◆ **Exercise prompt**:
Without carrying over a single picture, write out the records below exactly.

Raw data: Begin

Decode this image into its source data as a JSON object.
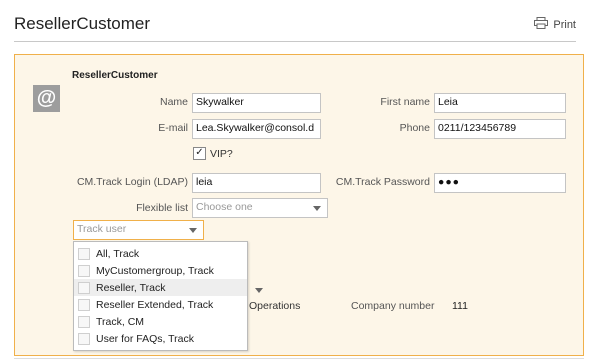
{
  "page": {
    "title": "ResellerCustomer",
    "print_label": "Print"
  },
  "card": {
    "heading": "ResellerCustomer",
    "avatar_glyph": "@",
    "name": {
      "label": "Name",
      "value": "Skywalker"
    },
    "first_name": {
      "label": "First name",
      "value": "Leia"
    },
    "email": {
      "label": "E-mail",
      "value": "Lea.Skywalker@consol.d"
    },
    "phone": {
      "label": "Phone",
      "value": "0211/123456789"
    },
    "vip": {
      "label": "VIP?",
      "checked": true,
      "check_glyph": "✓"
    },
    "login": {
      "label": "CM.Track Login (LDAP)",
      "value": "leia"
    },
    "password": {
      "label": "CM.Track Password",
      "value": "●●●"
    },
    "flexible_list": {
      "label": "Flexible list",
      "placeholder": "Choose one"
    },
    "track_user": {
      "placeholder": "Track user"
    },
    "track_user_options": [
      "All, Track",
      "MyCustomergroup, Track",
      "Reseller, Track",
      "Reseller Extended, Track",
      "Track, CM",
      "User for FAQs, Track"
    ],
    "hovered_option_index": 2,
    "operations_text": "Operations",
    "company_number": {
      "label": "Company number",
      "value": "111"
    }
  },
  "colors": {
    "accent_border": "#f0b04a",
    "card_bg": "#fdf6e8",
    "avatar_bg": "#9d9d9d"
  },
  "icons": {
    "print": "printer-icon",
    "avatar": "at-sign-icon"
  }
}
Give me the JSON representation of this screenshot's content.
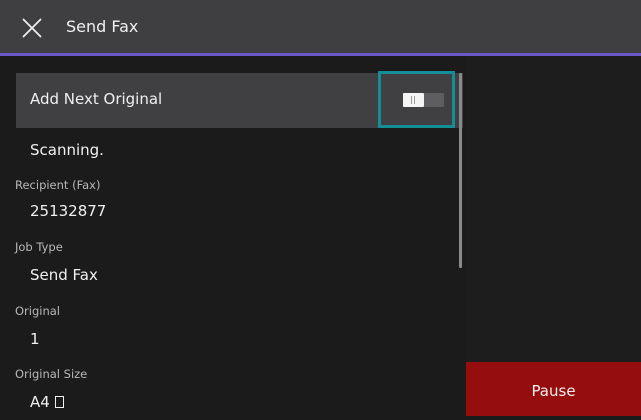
{
  "header": {
    "title": "Send Fax",
    "close_icon": "close-icon"
  },
  "add_next_original": {
    "label": "Add Next Original",
    "toggle_state": "on"
  },
  "status": "Scanning.",
  "fields": {
    "recipient": {
      "label": "Recipient (Fax)",
      "value": "25132877"
    },
    "job_type": {
      "label": "Job Type",
      "value": "Send Fax"
    },
    "original": {
      "label": "Original",
      "value": "1"
    },
    "original_size": {
      "label": "Original Size",
      "value": "A4",
      "icon": "portrait-paper-icon"
    }
  },
  "actions": {
    "pause_label": "Pause"
  },
  "colors": {
    "header_bg": "#3f3f42",
    "header_accent": "#6a57c9",
    "toggle_highlight": "#158d96",
    "pause_bg": "#960d0d"
  }
}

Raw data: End

◆ **Response**:
Decode this image into its source data as a JSON object.
{
  "page": {
    "title": "ResellerCustomer",
    "print_label": "Print"
  },
  "card": {
    "heading": "ResellerCustomer",
    "avatar_glyph": "@",
    "name": {
      "label": "Name",
      "value": "Skywalker"
    },
    "first_name": {
      "label": "First name",
      "value": "Leia"
    },
    "email": {
      "label": "E-mail",
      "value": "Lea.Skywalker@consol.d"
    },
    "phone": {
      "label": "Phone",
      "value": "0211/123456789"
    },
    "vip": {
      "label": "VIP?",
      "checked": true,
      "check_glyph": "✓"
    },
    "login": {
      "label": "CM.Track Login (LDAP)",
      "value": "leia"
    },
    "password": {
      "label": "CM.Track Password",
      "value": "●●●"
    },
    "flexible_list": {
      "label": "Flexible list",
      "placeholder": "Choose one"
    },
    "track_user": {
      "placeholder": "Track user"
    },
    "track_user_options": [
      "All, Track",
      "MyCustomergroup, Track",
      "Reseller, Track",
      "Reseller Extended, Track",
      "Track, CM",
      "User for FAQs, Track"
    ],
    "hovered_option_index": 2,
    "operations_text": "Operations",
    "company_number": {
      "label": "Company number",
      "value": "111"
    }
  },
  "colors": {
    "accent_border": "#f0b04a",
    "card_bg": "#fdf6e8",
    "avatar_bg": "#9d9d9d"
  },
  "icons": {
    "print": "printer-icon",
    "avatar": "at-sign-icon"
  }
}
Give me the JSON representation of this screenshot's content.
{
  "header": {
    "title": "Send Fax",
    "close_icon": "close-icon"
  },
  "add_next_original": {
    "label": "Add Next Original",
    "toggle_state": "on"
  },
  "status": "Scanning.",
  "fields": {
    "recipient": {
      "label": "Recipient (Fax)",
      "value": "25132877"
    },
    "job_type": {
      "label": "Job Type",
      "value": "Send Fax"
    },
    "original": {
      "label": "Original",
      "value": "1"
    },
    "original_size": {
      "label": "Original Size",
      "value": "A4",
      "icon": "portrait-paper-icon"
    }
  },
  "actions": {
    "pause_label": "Pause"
  },
  "colors": {
    "header_bg": "#3f3f42",
    "header_accent": "#6a57c9",
    "toggle_highlight": "#158d96",
    "pause_bg": "#960d0d"
  }
}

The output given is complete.